Our country recently celebrated its independence and freedom, which makes me realize how many people, especially LEO’s, are prisoners to debt. Making ends meet on an LEO’s salary is challenging at best, but add in factors like stress, divorce, injury and disability, and you have a recipe for disaster. In this column, Where Blue Meets Green, I’ll be outlining ways for you to take control of your finances and get you on a path to financial independence.
The very first step to managing your money is figuring out where it goes. It’s foolish to even try to start a budget if you don’t know what you’re spending and where. Before starting a budget, for one month, write down everything you spend; that means accounting for every single cent. There are two very good ways to go about this. First, you can keep a small notebook and write down every expenditure. Second, you can keep all your receipts and tally them up at the end of the month. Choose the method that works for you.
Once you’ve figured out where your variable spending is going, it’s time to look at fixed spending. Collect all your bills, even those that don’t come monthly. Some are obvious, like rent, utilities, insurance, loan and credit card payments, alimony and child support, television, and phone. Some are less obvious, but should still be accounted for, such as union or social club dues, car registrations and inspections, and of course, taxes.
It’s also helpful to look over your bills for the last year and get an idea of how much you spend annually on things like uniforms and gear, car repairs, school supplies, clothes, sports and school fees for your children, as well as gifts for holidays and special occasions. Figure out how much these amount to monthly to get an idea how much you should be setting aside for each category.
Only AFTER figuring out where all your money goes can you begin to work up a budget. A quick search online will turn up budgets to suit any need or taste. There are even budgeting websites and phone apps for those who are technologically-inclined. I use a paper budget that I modified from one provided to me by the military. I am happy to email a copy to anyone who would like one (see below for contact information). If you’re a do-it-yourselfer, feel free to create your own, but please take the time to consult some pre-made budgets to make sure you don’t leave out anything.
Filling in a budget can be eye-opening. Income minus expenditures will unfortunately equal a negative amount for many people. It’s important in those cases to immediately staunch the bleeding by reducing variable spending as quickly as possible. I’ll explain ways to reduce both variable and fixed spending in subsequent articles if you need help with this.
Once you have a working budget, STICK TO IT. Budgets only work if you adhere to them. Budgets also don’t have to be a dirty, hateful thing. Many people dread the very idea, forgetting that a budget is there to help, not restrict, and that’s because so many people forget to add room in the budget for fun! If you have a budget that doesn’t include a single cent for eating out, renting a movie, or other entertainment, you’ll blow it nearly immediately because you WILL spend money on those things. This will lead you to resent your budget and quite probably ignore it all together. Go ahead and allow that LEOs, of all people, need a way to let off some steam, relax, and have fun by including an entertainment allowance in your budget.
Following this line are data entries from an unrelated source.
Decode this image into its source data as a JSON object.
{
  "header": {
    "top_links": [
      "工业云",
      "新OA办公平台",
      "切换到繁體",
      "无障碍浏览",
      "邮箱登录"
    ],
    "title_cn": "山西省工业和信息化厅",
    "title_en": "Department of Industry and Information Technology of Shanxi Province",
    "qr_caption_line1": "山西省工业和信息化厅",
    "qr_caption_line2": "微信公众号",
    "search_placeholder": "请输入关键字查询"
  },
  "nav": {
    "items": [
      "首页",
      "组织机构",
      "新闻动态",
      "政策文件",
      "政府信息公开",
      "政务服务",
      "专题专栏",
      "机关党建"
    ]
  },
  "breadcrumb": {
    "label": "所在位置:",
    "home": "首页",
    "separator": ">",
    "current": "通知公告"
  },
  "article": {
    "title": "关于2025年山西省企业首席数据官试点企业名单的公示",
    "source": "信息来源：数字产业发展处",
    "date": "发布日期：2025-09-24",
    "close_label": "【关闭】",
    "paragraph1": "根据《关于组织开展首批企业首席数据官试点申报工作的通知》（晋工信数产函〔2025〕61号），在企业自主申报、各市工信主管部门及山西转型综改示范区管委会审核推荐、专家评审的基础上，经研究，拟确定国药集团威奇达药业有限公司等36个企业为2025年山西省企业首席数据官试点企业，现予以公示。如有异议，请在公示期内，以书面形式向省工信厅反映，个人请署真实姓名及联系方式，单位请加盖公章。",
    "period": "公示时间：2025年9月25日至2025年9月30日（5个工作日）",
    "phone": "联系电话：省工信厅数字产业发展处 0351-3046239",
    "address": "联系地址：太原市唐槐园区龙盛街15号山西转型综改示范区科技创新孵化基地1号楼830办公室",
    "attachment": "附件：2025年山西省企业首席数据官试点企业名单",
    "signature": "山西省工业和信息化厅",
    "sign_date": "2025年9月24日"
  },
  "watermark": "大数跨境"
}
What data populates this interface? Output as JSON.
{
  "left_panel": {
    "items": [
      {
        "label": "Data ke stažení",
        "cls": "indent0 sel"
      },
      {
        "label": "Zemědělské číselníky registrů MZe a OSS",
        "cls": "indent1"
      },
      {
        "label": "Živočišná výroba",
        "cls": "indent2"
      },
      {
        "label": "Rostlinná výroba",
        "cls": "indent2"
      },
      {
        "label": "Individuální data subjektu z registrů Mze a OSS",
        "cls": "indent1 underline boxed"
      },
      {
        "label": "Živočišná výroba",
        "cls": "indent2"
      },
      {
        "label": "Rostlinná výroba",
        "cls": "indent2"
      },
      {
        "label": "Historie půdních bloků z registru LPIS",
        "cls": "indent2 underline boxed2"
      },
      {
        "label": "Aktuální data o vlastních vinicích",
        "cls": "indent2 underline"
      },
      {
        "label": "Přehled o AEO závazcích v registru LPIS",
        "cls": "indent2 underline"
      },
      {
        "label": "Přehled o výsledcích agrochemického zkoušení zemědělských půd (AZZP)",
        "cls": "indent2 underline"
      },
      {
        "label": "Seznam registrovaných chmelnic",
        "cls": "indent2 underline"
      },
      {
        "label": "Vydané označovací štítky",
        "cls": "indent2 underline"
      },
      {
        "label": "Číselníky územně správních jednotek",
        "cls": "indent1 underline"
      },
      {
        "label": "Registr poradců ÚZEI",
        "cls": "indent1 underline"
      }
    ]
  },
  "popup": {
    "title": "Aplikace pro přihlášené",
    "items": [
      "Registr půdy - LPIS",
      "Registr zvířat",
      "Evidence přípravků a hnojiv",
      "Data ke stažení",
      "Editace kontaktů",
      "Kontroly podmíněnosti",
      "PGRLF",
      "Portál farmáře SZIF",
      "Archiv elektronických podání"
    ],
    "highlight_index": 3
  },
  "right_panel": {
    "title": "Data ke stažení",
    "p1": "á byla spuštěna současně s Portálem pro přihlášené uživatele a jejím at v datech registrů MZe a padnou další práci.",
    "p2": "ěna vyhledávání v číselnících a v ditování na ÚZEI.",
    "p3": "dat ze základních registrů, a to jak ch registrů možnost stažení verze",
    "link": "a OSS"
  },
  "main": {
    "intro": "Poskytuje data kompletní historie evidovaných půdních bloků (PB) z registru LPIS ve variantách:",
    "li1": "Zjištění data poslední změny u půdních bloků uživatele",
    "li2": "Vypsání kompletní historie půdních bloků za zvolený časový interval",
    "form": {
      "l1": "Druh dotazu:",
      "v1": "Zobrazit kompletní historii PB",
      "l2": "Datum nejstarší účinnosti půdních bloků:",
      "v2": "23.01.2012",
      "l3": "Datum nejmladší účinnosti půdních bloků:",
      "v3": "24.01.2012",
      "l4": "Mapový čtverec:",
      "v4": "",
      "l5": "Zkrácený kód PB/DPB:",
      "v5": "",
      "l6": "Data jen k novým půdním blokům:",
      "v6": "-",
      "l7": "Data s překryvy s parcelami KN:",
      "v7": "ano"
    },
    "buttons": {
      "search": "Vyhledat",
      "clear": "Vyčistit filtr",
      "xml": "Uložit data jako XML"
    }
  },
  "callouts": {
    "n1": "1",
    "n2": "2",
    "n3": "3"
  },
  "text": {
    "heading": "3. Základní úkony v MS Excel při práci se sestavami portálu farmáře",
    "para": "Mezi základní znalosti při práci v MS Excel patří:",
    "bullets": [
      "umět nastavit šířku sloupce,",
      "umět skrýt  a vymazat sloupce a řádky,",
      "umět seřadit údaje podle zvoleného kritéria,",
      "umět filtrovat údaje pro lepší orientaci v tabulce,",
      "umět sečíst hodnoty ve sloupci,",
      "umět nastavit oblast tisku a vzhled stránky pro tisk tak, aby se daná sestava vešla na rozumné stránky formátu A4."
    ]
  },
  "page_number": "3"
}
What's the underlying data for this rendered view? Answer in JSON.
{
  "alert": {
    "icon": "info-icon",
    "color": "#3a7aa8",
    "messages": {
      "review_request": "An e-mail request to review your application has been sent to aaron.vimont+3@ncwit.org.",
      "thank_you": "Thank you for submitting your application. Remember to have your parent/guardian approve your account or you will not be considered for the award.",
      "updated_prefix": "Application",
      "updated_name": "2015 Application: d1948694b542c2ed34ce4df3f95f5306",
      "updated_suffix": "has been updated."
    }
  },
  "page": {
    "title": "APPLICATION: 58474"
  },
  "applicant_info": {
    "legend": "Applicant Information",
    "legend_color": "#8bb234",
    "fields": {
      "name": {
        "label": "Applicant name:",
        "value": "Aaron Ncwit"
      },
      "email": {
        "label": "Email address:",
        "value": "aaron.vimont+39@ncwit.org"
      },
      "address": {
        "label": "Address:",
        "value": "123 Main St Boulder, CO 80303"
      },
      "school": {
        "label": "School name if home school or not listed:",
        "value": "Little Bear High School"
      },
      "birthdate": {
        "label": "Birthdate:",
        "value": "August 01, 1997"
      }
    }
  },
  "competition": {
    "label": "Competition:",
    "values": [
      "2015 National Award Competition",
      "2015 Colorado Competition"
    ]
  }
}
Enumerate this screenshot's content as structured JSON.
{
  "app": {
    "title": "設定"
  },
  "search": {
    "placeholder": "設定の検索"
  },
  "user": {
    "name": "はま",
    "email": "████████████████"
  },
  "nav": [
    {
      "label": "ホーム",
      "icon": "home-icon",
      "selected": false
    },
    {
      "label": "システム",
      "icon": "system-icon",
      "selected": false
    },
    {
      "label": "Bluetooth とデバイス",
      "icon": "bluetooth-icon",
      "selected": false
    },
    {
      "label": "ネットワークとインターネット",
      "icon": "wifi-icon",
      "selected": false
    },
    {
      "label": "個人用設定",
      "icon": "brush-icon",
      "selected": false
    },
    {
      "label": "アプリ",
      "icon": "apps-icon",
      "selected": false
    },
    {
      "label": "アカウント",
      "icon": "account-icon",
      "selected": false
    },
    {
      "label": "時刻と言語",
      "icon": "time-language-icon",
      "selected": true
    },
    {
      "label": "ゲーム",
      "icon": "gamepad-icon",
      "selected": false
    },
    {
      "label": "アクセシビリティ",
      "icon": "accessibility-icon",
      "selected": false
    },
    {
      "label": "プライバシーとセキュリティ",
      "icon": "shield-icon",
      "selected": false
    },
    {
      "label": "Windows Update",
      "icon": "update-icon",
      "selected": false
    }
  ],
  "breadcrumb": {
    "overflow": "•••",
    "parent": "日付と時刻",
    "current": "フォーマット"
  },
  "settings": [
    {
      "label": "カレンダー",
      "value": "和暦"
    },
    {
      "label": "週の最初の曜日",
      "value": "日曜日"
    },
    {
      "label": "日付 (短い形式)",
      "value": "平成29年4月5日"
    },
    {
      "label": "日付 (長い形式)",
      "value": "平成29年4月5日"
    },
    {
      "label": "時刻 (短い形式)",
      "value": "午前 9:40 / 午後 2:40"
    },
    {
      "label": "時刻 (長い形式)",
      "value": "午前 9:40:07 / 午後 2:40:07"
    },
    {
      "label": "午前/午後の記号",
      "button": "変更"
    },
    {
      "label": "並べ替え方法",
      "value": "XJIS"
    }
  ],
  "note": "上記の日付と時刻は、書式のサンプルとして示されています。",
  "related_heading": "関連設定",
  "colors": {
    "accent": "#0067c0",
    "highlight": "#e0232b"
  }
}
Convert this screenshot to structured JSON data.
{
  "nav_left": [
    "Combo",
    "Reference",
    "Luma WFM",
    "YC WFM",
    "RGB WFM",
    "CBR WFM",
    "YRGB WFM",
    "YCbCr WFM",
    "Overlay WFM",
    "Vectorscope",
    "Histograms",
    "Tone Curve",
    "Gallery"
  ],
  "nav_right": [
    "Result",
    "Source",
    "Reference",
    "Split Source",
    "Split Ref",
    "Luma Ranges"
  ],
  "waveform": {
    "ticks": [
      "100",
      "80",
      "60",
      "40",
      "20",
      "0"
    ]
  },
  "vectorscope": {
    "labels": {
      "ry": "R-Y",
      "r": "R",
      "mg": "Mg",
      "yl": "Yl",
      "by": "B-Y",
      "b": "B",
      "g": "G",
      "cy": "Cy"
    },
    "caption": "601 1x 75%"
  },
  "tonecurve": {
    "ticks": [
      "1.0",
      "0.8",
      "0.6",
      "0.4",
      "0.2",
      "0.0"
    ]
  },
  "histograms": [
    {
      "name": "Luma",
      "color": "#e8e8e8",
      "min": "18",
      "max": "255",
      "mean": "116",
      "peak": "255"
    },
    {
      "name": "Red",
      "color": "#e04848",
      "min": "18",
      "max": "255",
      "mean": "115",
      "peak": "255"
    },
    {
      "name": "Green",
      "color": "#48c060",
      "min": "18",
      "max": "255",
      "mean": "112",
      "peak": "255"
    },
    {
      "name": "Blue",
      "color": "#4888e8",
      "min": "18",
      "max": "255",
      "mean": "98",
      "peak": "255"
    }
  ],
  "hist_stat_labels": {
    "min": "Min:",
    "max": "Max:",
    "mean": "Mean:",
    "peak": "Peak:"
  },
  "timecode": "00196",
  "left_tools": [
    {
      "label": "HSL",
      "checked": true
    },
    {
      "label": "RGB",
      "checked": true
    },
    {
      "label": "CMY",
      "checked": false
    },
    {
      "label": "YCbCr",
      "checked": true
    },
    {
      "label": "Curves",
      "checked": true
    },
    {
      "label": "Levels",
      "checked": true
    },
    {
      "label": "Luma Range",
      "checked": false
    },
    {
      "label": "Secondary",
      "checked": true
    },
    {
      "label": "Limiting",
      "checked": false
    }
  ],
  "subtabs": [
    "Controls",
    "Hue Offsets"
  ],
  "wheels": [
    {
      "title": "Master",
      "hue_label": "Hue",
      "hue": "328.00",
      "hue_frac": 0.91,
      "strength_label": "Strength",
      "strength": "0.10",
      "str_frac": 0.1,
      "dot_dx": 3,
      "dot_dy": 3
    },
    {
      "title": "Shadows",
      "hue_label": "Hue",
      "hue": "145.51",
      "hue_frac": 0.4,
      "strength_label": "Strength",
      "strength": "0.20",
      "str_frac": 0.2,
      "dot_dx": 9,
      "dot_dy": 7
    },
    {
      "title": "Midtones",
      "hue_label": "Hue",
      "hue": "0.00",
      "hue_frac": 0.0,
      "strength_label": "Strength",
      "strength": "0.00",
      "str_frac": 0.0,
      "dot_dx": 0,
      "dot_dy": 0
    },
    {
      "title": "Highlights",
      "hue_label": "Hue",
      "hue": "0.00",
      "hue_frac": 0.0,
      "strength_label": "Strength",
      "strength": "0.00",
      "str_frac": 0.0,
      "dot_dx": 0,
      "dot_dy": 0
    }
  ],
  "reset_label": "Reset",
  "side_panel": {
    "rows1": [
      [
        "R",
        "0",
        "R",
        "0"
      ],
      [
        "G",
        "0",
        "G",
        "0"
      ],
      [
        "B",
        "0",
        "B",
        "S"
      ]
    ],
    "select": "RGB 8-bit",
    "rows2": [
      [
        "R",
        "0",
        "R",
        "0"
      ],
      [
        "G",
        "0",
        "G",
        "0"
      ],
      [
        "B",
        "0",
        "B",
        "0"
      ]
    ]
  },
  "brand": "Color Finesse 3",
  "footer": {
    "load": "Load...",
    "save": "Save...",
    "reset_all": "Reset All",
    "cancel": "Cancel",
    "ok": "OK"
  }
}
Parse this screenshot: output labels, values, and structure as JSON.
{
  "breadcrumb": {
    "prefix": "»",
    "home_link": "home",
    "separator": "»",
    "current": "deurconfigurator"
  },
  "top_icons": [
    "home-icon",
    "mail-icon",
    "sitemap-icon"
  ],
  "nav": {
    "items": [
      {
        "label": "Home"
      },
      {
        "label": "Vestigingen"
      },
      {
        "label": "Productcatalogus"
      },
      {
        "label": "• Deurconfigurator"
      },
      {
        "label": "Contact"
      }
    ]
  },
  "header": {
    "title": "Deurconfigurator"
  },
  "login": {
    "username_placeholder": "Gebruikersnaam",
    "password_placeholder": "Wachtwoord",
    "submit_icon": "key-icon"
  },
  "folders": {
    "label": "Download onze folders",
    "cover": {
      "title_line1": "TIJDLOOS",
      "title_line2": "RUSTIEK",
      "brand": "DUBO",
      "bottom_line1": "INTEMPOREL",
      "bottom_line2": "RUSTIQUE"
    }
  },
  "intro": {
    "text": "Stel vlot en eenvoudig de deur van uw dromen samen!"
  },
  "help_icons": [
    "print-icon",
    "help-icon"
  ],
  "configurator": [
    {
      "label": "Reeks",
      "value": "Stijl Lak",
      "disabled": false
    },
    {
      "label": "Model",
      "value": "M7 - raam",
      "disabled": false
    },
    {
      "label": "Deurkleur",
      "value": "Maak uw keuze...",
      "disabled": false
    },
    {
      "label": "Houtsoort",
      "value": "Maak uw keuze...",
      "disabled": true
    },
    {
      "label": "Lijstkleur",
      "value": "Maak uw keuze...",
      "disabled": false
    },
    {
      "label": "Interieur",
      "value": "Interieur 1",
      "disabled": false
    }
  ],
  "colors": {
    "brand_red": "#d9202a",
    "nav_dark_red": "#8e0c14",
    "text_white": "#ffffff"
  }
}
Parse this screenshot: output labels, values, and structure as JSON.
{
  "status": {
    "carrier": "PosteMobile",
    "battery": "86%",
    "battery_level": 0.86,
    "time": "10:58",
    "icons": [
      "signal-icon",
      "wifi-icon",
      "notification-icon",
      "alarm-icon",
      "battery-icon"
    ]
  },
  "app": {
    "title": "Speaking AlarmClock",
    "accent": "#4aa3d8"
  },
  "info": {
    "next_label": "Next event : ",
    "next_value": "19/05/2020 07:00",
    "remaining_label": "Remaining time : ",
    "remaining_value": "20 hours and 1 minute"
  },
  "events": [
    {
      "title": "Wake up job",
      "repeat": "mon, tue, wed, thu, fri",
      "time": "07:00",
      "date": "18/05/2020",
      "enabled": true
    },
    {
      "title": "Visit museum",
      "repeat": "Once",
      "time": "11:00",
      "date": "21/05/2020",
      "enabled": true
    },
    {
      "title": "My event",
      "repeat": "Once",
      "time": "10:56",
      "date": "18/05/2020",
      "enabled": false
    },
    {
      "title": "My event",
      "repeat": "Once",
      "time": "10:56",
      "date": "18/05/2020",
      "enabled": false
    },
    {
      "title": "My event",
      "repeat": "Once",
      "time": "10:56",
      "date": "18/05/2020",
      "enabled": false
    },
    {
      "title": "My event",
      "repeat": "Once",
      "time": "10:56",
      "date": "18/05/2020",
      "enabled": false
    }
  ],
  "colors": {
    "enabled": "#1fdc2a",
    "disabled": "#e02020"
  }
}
Sticking to a budget can be a challenge, but it does get easier with time as you adjust to your new spending levels. It’s important that everyone in the household is aware of the budget and held accountable to it. As for tracking your expenses, there are several ways to go about it. You can write it down on paper. You can use an app, or a website (I use the Easy Envelope Budget Assistant application, www.eebacanhelp.com.) You can use prepaid cards or a cash-only system, and when the money is gone, it’s gone! Experiment and find what works for you. As time goes you may need to adjust your budget categories, and that’s okay, as long as you are working within your income level.
This year, declare your own financial freedom. The battle for independence is yours to win. Knowing and controlling your expenditures are the majority of that battle.
Kate is a military wife turned LEO wife, a former preschool teacher, and a Marketing student at McKendree University. Kate’s interests are blogging, reading, writing, personal finance, and social consciousness. She lives in Charlotte, NC with her husband, their two cats, King Solomon and Millie, and their dog, Spartacus. View her personal blog at http://katestrophe.blogspot.com/, or contact her confidentially through the Law Enforcement Today website or at [email protected]